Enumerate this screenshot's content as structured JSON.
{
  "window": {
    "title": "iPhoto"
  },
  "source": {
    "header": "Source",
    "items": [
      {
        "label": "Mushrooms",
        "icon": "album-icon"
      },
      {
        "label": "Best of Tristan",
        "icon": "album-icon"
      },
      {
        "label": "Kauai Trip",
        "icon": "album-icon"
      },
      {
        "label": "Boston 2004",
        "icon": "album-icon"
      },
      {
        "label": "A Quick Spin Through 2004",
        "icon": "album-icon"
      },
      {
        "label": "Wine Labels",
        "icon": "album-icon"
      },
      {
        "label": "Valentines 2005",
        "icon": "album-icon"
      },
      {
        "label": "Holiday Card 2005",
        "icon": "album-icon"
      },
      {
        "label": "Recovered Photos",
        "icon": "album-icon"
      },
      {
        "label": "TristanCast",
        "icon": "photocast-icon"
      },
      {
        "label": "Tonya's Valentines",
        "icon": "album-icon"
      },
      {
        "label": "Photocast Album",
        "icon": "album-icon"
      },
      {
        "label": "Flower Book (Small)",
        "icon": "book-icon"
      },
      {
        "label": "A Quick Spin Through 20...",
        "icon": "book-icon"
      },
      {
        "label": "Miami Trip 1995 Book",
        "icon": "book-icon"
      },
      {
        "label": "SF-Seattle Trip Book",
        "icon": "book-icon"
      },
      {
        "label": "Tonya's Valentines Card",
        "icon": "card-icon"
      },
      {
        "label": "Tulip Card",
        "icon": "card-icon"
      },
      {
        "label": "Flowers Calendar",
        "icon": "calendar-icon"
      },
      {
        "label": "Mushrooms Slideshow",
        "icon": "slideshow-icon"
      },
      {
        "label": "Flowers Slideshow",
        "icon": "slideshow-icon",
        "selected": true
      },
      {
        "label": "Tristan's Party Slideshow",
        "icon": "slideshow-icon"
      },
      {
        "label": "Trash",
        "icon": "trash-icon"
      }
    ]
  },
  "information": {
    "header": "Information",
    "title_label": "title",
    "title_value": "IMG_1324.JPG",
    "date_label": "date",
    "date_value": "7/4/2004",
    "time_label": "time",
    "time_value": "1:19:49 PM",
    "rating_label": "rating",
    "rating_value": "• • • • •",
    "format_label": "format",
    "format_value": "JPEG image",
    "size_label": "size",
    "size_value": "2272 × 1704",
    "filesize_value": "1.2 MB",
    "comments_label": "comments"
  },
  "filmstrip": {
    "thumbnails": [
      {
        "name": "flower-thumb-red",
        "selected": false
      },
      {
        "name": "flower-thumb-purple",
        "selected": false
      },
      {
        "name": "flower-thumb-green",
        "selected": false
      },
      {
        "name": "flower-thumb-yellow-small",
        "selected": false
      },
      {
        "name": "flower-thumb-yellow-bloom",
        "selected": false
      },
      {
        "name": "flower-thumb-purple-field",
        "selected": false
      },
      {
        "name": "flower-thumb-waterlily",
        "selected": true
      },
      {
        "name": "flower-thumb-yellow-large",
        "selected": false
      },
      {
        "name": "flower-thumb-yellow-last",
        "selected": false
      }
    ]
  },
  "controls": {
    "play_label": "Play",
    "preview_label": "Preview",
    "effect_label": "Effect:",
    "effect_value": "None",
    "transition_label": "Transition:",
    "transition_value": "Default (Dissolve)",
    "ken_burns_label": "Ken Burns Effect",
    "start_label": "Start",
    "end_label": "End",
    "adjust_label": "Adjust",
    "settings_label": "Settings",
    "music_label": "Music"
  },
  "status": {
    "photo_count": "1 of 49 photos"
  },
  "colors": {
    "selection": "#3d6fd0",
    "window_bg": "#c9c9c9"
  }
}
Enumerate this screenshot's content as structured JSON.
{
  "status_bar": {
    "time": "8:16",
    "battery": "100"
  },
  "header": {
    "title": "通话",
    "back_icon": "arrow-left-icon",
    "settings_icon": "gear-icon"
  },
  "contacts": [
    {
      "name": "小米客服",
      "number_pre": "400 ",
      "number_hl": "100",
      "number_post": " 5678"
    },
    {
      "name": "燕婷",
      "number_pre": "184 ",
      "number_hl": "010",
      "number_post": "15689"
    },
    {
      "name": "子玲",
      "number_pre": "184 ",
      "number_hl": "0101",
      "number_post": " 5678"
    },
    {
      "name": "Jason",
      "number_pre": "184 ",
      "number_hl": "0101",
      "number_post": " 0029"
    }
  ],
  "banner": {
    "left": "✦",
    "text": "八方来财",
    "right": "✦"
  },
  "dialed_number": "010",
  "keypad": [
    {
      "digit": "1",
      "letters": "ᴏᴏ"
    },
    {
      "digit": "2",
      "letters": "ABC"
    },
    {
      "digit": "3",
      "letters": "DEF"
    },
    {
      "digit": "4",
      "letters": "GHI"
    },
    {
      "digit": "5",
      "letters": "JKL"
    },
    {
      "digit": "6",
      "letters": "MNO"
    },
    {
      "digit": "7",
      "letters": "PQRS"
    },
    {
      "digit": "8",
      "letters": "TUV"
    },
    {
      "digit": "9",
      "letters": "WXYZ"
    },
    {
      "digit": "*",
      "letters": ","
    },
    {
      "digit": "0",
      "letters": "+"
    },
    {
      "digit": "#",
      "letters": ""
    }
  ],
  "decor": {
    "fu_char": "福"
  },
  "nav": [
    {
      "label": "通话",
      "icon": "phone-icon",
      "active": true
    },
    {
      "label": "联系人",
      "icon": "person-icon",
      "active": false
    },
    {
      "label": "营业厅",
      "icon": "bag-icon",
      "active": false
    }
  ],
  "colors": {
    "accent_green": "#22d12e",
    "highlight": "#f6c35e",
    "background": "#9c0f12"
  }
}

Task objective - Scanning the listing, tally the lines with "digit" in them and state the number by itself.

Answer below - 12